» **EXERCISE DETAILS**
If a line of the data below holds the string "Deactivation", copy it.

Excerpts from an interface dataset:
================================
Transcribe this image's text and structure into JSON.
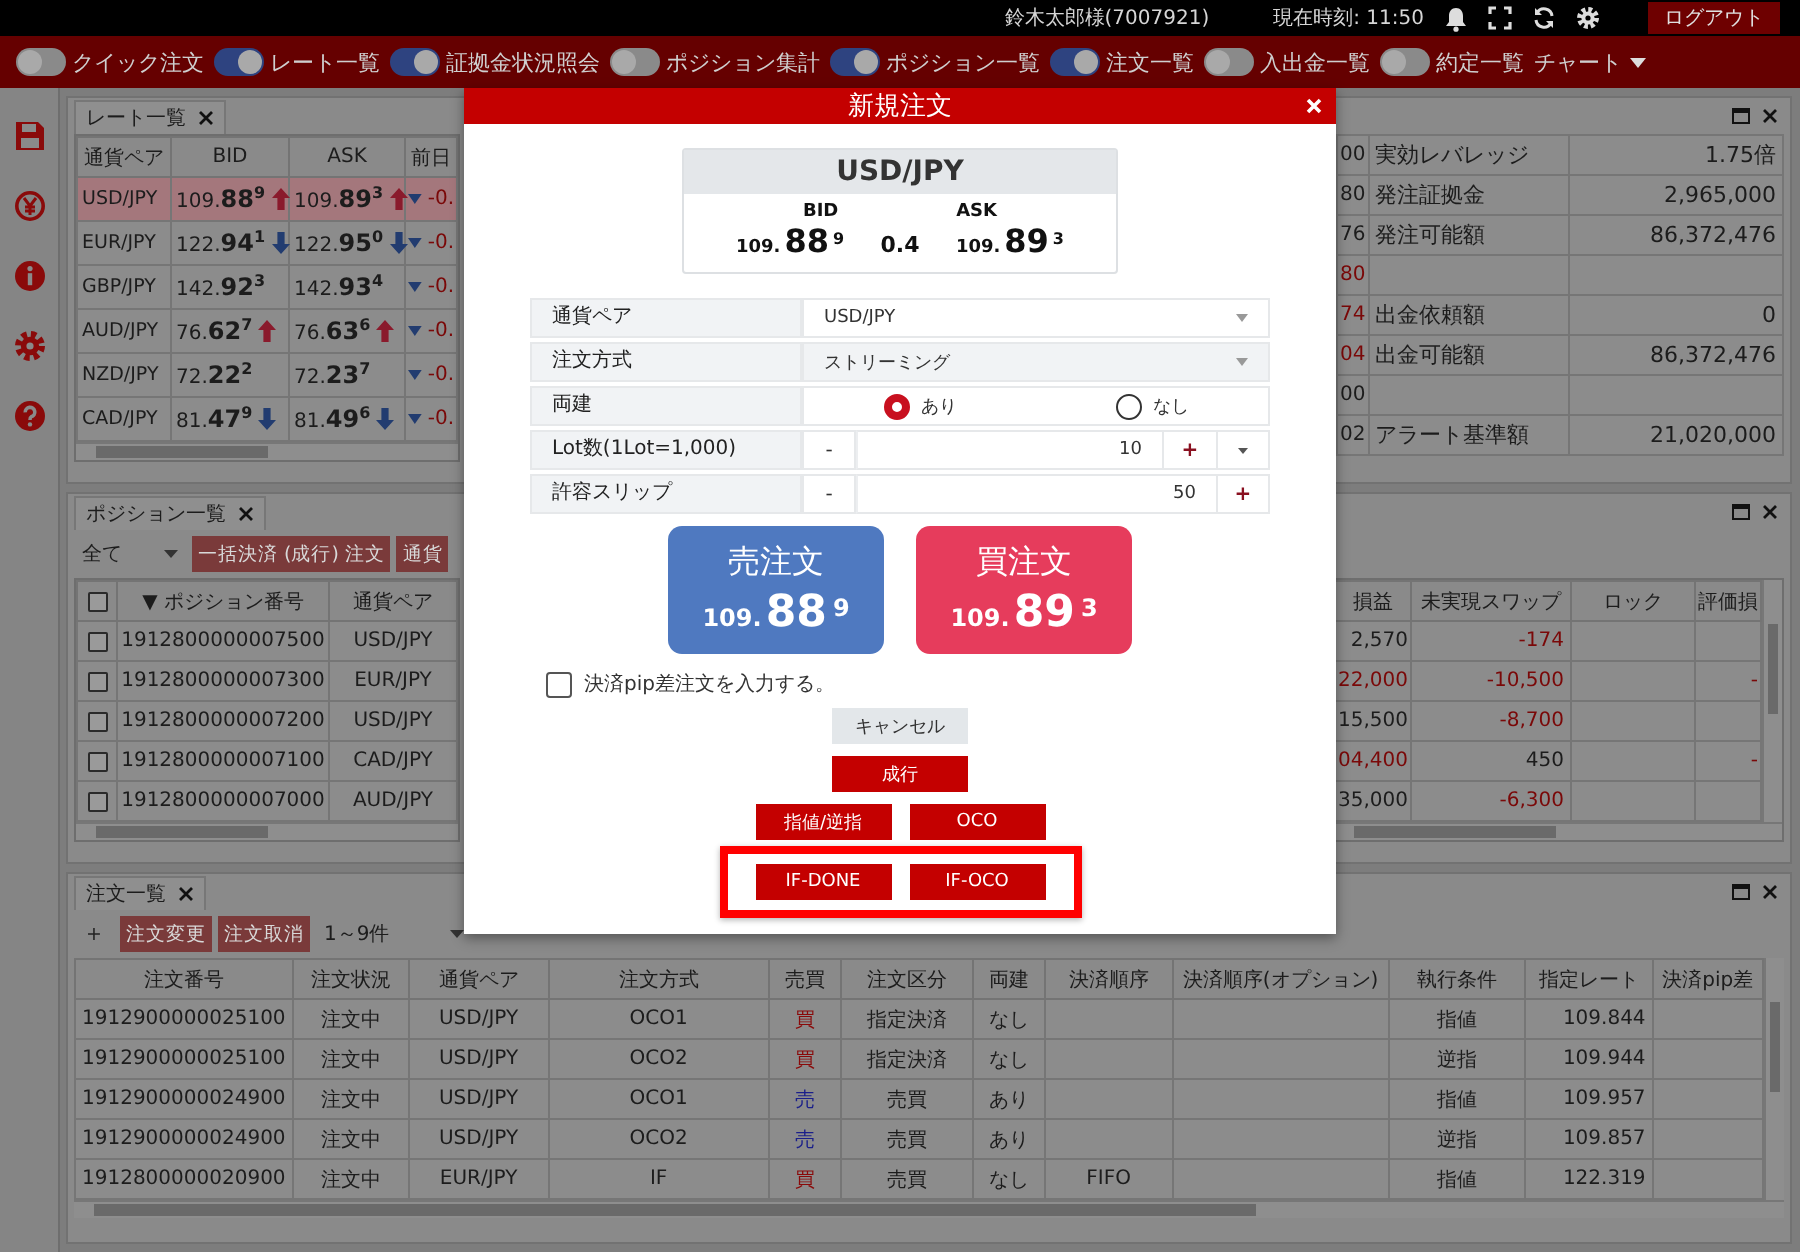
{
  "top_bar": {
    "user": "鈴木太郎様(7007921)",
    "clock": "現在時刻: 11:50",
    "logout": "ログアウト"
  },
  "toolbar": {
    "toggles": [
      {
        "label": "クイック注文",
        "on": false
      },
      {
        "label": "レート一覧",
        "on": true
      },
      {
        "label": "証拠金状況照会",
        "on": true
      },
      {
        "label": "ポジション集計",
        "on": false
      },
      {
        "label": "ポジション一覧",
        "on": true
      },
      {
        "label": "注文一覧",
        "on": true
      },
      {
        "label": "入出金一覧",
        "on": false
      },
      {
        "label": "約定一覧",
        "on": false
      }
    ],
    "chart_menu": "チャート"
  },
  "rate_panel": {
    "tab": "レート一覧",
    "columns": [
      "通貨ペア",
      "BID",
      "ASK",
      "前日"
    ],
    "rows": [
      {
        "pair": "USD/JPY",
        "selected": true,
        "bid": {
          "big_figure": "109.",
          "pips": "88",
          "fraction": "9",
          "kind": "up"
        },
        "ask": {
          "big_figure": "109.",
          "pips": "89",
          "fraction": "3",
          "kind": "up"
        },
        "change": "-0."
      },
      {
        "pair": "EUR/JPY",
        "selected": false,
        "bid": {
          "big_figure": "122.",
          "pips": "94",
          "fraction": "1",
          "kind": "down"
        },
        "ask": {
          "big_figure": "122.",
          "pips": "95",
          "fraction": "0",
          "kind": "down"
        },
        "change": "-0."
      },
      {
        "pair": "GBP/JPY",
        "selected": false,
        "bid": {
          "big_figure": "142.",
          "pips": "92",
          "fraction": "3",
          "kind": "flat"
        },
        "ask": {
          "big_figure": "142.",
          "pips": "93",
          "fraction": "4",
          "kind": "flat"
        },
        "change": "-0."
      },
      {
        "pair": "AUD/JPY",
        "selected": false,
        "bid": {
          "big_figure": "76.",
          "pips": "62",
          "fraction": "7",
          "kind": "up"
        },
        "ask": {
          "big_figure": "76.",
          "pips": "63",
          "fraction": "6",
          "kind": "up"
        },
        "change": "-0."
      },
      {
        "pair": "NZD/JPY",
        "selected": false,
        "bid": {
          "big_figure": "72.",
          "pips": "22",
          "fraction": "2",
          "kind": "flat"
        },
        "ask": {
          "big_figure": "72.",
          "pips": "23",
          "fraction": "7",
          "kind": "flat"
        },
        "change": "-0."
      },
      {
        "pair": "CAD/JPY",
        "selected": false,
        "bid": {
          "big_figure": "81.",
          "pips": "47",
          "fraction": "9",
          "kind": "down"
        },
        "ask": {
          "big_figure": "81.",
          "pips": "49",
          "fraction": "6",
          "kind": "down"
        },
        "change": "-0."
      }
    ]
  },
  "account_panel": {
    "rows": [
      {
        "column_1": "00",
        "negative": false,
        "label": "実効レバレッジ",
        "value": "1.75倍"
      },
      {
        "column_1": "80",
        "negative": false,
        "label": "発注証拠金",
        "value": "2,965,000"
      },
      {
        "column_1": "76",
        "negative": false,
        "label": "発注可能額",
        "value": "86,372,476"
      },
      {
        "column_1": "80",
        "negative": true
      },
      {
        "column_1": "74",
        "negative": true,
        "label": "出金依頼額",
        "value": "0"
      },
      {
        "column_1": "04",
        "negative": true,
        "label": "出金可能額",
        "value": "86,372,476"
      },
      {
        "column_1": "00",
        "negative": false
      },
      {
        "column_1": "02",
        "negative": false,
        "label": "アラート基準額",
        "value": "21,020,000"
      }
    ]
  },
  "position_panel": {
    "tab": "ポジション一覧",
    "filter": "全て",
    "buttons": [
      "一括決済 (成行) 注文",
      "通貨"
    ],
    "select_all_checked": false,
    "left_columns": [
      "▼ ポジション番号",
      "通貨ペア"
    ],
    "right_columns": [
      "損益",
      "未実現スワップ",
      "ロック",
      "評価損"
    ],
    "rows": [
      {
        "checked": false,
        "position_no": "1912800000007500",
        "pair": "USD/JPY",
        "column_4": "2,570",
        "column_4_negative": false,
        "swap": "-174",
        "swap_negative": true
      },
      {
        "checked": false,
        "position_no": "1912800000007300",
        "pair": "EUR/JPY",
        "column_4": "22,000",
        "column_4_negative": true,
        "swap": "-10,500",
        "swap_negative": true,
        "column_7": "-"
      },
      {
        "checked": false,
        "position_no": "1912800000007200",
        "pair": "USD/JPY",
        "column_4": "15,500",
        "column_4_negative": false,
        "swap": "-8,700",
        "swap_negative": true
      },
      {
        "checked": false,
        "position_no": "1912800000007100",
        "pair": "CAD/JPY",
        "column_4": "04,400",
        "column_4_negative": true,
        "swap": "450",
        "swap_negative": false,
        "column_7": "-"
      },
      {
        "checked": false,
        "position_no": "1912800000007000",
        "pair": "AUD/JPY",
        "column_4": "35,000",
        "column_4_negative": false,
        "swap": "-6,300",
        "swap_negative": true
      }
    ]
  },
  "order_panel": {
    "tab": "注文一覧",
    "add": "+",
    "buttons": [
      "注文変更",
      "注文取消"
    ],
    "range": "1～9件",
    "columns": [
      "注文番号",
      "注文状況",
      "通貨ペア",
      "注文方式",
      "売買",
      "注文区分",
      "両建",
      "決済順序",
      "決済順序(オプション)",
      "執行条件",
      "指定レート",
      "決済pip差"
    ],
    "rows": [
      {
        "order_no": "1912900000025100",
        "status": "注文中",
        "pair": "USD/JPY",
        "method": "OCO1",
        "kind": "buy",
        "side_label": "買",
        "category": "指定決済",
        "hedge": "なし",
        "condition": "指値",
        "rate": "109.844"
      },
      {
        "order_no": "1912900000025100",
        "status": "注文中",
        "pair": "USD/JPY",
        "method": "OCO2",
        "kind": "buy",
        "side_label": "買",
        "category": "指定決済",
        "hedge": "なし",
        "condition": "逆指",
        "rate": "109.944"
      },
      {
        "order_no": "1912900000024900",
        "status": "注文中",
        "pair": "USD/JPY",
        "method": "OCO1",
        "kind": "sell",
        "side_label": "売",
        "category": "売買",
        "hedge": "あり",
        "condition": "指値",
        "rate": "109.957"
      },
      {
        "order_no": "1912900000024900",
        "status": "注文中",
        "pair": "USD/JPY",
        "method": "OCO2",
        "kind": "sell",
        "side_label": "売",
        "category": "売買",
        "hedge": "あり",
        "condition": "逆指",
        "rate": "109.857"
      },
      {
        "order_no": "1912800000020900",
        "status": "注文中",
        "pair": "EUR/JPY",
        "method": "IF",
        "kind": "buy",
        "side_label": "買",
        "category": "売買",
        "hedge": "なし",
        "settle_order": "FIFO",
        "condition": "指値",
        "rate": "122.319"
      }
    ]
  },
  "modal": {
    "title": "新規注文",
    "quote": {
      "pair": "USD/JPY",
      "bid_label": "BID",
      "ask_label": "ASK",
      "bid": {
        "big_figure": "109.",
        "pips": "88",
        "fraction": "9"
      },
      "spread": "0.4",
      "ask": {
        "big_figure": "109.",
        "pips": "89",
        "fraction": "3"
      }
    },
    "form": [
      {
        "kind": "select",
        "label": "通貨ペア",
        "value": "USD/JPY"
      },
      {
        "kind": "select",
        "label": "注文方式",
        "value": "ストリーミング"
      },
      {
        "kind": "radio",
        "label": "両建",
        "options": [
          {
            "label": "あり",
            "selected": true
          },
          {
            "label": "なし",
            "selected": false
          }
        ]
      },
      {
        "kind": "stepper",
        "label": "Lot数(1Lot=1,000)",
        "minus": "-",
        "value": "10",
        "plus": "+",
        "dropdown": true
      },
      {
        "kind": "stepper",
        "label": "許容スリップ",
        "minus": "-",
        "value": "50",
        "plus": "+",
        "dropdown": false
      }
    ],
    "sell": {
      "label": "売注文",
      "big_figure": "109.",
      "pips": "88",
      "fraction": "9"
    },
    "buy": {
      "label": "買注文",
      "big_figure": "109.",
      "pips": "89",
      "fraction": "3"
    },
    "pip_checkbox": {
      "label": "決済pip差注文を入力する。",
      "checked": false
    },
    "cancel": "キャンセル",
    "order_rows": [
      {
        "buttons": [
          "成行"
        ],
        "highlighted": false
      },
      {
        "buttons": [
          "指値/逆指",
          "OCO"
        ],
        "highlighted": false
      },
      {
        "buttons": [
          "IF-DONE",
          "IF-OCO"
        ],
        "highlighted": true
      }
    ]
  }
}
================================
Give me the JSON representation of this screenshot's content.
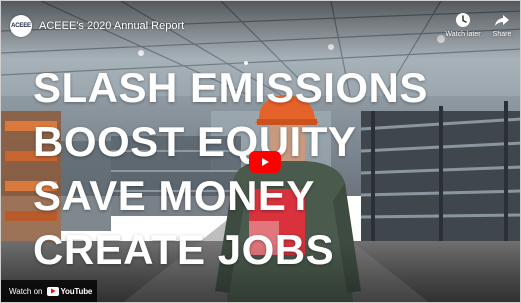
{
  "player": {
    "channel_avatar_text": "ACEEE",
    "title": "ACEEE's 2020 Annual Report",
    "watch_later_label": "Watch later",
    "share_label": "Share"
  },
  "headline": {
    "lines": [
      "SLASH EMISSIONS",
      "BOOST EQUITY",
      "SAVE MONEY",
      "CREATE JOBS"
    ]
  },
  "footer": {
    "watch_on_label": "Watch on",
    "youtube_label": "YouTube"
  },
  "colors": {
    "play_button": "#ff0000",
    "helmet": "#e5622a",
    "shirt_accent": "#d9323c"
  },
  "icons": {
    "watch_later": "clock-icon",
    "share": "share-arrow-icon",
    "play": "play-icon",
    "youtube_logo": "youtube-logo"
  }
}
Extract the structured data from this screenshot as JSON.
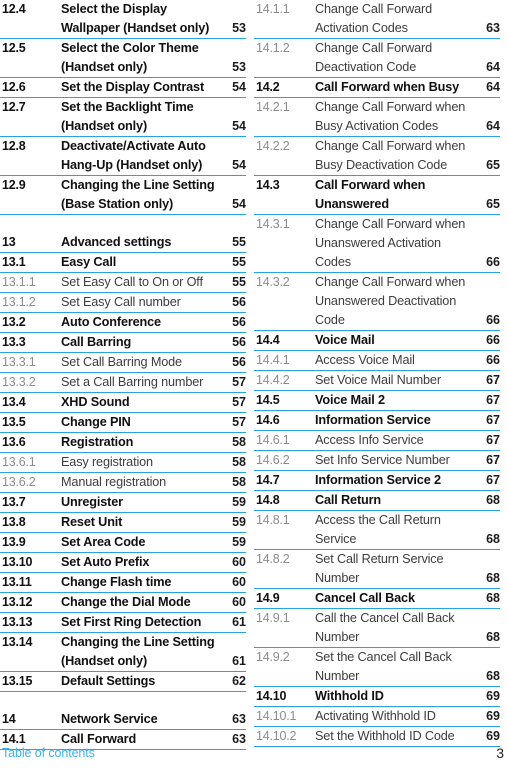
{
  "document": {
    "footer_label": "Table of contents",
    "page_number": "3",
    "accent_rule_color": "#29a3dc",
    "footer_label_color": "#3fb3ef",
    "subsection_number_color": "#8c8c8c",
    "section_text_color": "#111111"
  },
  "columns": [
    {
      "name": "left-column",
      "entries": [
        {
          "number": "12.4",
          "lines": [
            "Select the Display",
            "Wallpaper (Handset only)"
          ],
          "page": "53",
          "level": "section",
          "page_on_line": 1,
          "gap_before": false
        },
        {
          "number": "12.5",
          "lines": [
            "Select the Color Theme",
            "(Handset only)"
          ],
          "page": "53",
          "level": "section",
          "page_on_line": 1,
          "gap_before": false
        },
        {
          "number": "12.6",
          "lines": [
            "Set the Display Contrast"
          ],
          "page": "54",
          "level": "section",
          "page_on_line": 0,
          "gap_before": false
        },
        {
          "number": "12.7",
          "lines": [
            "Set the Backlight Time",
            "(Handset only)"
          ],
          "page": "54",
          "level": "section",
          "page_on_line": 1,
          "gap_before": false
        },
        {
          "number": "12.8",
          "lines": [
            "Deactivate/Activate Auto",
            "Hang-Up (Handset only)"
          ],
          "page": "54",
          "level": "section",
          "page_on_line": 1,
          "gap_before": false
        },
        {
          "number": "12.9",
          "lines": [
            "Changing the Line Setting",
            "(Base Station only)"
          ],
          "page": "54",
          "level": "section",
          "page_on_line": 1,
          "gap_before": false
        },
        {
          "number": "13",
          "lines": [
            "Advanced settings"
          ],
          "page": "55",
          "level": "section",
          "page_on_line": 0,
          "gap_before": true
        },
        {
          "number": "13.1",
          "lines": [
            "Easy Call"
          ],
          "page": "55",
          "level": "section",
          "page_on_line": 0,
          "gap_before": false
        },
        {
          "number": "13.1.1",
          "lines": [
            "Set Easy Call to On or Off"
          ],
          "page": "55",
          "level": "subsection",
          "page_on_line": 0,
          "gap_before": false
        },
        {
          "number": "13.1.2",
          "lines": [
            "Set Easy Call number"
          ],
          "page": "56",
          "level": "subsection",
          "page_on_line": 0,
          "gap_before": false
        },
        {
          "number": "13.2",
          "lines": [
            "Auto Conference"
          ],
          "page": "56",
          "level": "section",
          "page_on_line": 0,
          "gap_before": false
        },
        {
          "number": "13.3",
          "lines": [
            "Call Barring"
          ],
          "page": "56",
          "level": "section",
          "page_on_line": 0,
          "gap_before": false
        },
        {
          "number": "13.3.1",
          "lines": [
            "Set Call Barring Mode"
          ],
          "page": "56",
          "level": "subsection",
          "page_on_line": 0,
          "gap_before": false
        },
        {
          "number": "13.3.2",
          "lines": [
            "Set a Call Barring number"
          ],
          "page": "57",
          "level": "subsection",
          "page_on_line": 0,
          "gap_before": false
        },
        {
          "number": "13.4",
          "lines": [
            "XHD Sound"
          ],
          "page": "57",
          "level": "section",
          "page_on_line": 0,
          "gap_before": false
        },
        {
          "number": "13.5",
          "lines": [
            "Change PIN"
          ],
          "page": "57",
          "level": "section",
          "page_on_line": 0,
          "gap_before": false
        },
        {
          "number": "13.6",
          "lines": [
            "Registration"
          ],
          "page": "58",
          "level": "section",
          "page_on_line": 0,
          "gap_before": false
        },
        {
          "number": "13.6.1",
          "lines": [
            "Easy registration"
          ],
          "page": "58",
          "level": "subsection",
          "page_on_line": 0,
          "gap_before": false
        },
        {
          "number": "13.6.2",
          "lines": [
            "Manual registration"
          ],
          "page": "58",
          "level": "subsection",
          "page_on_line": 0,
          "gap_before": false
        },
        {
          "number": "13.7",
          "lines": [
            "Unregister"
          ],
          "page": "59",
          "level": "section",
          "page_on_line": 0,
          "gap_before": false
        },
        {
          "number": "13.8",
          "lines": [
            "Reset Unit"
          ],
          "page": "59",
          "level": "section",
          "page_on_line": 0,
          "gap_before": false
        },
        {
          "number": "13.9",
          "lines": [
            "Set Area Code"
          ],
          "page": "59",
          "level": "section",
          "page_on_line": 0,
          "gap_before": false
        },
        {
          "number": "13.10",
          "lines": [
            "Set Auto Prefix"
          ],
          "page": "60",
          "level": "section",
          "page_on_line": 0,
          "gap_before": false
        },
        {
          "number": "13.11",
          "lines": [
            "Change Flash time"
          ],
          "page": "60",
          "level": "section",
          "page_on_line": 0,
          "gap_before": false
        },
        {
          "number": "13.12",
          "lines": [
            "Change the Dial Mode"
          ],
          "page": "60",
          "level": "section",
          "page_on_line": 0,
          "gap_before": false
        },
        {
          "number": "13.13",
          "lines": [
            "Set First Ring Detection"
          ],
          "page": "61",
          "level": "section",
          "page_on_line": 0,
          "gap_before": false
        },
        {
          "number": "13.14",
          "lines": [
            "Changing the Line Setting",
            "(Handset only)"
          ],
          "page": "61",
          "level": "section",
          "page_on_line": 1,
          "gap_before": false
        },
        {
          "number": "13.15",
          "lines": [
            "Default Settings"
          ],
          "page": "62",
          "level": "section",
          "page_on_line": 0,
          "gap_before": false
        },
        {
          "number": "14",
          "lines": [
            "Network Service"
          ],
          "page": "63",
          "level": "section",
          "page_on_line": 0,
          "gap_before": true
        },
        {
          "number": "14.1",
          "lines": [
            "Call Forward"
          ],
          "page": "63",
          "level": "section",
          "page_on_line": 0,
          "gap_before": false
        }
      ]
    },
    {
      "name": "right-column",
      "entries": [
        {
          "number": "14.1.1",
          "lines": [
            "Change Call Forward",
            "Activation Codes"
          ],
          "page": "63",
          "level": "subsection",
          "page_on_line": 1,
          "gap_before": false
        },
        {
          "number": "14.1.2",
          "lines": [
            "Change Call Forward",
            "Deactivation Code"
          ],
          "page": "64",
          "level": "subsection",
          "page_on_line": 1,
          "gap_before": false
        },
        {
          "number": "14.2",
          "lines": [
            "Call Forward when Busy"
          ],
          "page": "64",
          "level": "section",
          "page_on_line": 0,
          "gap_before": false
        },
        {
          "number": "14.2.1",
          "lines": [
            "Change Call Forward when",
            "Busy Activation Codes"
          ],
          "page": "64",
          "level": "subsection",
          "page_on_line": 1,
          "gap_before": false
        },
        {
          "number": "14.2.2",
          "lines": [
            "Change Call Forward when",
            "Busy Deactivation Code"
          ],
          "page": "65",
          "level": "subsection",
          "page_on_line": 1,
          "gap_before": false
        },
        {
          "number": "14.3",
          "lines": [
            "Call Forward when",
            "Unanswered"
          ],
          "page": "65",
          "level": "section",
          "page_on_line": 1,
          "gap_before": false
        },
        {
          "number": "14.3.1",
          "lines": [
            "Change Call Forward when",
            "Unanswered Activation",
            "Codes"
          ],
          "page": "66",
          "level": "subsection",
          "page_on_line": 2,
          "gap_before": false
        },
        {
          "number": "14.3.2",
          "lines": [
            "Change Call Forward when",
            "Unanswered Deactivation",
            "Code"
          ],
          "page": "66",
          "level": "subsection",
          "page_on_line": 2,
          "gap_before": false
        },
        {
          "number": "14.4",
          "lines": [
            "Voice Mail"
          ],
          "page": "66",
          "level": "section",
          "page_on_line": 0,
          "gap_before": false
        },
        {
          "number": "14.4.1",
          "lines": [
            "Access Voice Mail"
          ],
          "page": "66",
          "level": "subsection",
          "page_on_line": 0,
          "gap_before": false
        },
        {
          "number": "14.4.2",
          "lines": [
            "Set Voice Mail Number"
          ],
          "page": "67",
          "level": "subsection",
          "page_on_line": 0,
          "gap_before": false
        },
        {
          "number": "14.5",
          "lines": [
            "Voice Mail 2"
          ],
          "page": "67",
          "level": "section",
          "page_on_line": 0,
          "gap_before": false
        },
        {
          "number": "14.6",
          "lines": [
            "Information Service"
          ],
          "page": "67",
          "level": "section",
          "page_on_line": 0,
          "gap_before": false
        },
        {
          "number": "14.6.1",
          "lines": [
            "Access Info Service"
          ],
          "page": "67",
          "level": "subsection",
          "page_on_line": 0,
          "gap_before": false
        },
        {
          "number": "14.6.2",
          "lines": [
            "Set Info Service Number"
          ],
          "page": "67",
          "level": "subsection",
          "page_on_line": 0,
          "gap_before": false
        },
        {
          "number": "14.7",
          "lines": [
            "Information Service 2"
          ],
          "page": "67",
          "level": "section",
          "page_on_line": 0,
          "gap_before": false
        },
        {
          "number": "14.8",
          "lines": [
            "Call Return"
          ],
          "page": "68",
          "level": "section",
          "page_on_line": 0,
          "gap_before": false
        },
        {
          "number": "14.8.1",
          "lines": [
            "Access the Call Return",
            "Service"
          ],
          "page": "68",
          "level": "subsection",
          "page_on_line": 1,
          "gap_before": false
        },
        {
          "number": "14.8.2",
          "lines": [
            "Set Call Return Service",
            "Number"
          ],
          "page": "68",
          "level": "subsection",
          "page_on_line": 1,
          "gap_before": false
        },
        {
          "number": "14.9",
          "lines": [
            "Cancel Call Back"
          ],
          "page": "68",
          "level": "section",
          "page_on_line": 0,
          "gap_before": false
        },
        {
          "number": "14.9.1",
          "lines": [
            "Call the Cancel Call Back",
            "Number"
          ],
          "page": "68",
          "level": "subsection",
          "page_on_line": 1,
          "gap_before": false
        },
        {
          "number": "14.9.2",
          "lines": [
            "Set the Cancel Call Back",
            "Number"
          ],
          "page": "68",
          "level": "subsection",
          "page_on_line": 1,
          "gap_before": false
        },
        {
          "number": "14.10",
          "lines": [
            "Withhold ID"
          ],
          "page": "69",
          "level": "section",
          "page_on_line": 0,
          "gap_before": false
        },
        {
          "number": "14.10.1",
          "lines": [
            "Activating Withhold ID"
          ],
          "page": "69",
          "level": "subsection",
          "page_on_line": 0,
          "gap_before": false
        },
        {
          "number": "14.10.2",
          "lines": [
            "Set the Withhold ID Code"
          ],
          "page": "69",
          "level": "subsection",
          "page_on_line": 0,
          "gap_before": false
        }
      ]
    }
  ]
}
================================
» **OUTPUT OF THE TASK**
            "Deactivation Code"
            "Busy Deactivation Code"
            "Unanswered Deactivation",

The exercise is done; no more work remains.